Hearing loss problems aren’t always resolved by cranking up the volume. Think about this: Lots of people are unable to hear conversations even though they are able to hear soft sounds. That’s because hearing loss is often irregular. You tend to lose specific frequencies but are able to hear others, and that can make speech sound garbled.
Hearing Loss Comes in Numerous Types
- Sensorineural hearing loss is more prevalent and caused by issues with the tiny hairs, or cilia, in the inner ear. These hairs move when they detect sound and send out chemical impulses to the auditory nerve, which transmits them to the brain for translation. These delicate hairs do not regenerate when damaged or destroyed. This is why sensorineural hearing loss is commonly a result of the natural process of aging. Things like exposure to loud noise, specific medications, and illnesses can also bring about sensorineural hearing loss.

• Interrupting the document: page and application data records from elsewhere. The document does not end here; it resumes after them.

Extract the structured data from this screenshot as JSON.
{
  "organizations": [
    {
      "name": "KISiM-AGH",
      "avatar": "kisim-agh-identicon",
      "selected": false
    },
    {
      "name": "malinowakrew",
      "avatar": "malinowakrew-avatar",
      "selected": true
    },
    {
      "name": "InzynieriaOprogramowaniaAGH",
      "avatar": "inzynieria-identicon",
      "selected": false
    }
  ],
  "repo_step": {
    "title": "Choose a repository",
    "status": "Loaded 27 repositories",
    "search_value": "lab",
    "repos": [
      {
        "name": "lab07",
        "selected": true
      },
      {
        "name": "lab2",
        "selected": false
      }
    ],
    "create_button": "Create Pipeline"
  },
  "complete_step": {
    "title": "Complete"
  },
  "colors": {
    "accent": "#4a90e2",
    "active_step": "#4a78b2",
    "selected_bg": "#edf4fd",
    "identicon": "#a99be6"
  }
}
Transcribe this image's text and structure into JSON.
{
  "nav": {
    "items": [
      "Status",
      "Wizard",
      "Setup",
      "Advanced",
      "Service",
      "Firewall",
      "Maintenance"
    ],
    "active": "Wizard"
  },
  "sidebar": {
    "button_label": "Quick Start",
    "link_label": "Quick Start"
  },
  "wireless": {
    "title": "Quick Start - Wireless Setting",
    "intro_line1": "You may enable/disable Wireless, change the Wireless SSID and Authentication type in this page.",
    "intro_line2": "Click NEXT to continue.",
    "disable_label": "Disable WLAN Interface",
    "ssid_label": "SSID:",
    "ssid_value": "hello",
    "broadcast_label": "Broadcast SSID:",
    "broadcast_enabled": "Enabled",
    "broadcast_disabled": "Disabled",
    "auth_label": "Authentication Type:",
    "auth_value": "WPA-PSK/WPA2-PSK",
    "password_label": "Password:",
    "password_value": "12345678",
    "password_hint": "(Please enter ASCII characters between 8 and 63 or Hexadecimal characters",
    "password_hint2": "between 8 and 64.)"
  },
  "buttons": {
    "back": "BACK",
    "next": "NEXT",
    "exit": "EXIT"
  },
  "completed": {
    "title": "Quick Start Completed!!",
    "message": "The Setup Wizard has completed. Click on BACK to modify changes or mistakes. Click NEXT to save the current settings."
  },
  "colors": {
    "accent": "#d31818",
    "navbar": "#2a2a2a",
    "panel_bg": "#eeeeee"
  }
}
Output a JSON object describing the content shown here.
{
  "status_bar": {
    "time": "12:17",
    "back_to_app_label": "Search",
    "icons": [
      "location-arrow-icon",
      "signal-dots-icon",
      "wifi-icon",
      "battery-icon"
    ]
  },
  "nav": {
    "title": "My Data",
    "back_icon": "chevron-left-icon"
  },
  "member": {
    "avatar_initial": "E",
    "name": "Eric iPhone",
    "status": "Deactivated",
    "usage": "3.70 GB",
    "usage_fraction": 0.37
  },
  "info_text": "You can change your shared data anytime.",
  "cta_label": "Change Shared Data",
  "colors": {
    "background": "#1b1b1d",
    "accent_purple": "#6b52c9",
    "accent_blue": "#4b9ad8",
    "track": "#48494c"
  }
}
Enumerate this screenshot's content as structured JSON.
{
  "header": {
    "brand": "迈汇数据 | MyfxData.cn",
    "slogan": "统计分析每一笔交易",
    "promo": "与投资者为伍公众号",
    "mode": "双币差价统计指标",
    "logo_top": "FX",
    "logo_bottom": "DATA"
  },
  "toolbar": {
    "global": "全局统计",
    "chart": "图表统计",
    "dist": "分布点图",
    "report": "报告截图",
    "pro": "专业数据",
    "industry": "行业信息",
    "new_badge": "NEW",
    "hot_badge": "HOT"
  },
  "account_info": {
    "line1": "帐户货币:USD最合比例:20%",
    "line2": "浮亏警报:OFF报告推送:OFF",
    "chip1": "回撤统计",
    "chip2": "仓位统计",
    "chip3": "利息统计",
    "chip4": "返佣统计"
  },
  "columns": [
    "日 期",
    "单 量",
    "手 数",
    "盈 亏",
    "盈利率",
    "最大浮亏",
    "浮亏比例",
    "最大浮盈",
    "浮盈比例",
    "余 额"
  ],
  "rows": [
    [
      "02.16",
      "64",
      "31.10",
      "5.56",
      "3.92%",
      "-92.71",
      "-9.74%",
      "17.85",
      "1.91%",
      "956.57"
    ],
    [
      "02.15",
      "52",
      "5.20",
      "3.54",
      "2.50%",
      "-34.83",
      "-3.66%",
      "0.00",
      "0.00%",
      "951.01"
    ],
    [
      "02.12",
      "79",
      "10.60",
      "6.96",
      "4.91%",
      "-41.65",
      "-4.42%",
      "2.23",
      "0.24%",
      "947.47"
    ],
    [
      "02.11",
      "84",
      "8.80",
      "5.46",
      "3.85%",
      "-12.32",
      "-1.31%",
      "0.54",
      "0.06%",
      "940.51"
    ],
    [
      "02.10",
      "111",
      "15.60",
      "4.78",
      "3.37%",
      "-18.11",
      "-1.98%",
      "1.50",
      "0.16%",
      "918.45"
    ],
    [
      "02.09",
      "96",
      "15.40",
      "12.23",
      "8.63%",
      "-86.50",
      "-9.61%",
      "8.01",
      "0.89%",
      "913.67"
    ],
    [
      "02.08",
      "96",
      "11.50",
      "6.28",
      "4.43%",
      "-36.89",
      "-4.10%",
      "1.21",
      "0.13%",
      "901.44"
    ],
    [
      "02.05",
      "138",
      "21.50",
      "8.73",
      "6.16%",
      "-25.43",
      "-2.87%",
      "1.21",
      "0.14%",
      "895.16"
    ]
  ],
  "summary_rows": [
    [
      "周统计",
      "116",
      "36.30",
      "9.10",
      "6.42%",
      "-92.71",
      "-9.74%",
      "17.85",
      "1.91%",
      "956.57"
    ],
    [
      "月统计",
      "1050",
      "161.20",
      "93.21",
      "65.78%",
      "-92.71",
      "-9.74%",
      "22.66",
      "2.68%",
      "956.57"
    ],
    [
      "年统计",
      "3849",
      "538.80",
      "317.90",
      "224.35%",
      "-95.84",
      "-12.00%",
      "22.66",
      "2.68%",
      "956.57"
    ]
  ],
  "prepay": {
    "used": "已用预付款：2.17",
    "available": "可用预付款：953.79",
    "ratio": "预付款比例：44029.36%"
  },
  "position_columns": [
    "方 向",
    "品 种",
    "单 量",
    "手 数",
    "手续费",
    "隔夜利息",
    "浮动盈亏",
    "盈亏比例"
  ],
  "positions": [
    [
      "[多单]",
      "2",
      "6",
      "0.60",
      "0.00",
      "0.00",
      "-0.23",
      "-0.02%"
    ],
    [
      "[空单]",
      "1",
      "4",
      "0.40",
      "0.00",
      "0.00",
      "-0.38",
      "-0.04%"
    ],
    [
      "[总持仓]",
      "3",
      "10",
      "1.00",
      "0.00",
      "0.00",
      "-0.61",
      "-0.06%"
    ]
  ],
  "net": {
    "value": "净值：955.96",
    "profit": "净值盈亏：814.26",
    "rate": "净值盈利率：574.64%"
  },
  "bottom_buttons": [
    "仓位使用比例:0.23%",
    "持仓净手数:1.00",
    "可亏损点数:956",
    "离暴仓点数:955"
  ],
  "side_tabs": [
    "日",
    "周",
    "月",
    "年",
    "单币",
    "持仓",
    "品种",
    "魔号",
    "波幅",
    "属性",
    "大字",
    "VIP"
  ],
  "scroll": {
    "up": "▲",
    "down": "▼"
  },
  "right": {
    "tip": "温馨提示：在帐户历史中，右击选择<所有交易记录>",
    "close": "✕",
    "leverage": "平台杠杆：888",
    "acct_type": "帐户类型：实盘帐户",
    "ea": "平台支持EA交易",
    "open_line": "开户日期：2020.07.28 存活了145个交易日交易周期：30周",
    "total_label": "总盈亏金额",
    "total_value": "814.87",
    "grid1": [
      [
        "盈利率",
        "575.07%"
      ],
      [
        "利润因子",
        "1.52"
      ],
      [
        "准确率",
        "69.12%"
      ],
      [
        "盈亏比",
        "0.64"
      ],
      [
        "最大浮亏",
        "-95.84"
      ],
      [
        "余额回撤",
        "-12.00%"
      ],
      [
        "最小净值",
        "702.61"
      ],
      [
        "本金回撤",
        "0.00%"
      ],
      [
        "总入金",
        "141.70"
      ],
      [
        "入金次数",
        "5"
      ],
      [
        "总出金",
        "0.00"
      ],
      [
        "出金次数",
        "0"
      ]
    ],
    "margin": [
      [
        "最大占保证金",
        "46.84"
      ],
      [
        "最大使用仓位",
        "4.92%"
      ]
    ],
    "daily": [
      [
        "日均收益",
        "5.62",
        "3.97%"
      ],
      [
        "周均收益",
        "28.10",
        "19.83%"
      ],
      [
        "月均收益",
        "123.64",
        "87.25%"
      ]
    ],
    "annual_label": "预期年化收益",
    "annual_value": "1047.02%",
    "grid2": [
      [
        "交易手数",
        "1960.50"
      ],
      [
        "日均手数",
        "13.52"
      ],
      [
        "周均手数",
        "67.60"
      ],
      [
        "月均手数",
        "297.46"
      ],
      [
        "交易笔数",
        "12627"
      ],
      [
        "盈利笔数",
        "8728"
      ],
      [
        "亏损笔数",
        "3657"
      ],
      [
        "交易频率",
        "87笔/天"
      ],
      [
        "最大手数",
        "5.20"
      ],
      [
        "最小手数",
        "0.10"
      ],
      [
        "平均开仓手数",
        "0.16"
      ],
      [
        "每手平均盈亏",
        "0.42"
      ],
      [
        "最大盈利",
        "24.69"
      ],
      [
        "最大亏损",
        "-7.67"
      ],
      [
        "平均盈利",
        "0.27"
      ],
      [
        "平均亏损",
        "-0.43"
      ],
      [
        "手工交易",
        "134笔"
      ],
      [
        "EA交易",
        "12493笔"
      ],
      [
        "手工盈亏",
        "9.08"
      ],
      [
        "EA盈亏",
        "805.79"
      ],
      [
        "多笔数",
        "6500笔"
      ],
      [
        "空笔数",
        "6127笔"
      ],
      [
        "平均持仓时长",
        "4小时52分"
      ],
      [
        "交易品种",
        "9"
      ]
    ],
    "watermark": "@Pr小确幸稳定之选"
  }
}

- Conductive hearing loss is triggered by a mechanical issue in the ear. It might be because of excessive earwax buildup or due to an ear infection or a congenital structural issue. Your underlying condition, in many circumstances, can be managed by your hearing specialist and they can, if needed, recommend hearing aids to help fill in any remaining hearing loss.
Sensorineural Hearing Loss Symptoms
You may hear a bit better if people speak louder to you, but it’s not going to comprehensively manage your hearing loss issues. Individuals who have sensorineural hearing loss have difficulty understanding specific sounds, including consonants in speech. Despite the fact that people around them are talking clearly, someone with this condition may think that everyone is mumbling.
When somebody is coping with hearing loss, the frequency of consonants often makes them hard to make out. Pitch is measured in hertz (Hz), and the majority of consonants register in our ears at a higher pitch than other sounds. For instance, a short “o” registers at 250 to 1,000 Hz, depending on the voice of the person speaking. Conversely, consonants like “f” and “s” register at 1,500 to 6,000 Hz. Individuals with sensorineural hearing loss have a hard time processing these higher-pitched sounds due to the damage to their inner ears.
This is why just speaking louder doesn’t always help. It’s not going to help much when someone talks louder if you don’t hear some of the letters in a word like “shift”.
How do Hearing Aids Help?
Hearing Aids go inside your ears helping sound reach your auditory system more directly and get rid of some of the environmental sound you would typically hear. Hearing aids also help you by amplifying the frequencies you can’t hear and balancing that with the frequencies you are able to hear. This makes what you hear a lot more clear. Modern hearing aids can also cancel out background noise to make it easier to understand speech.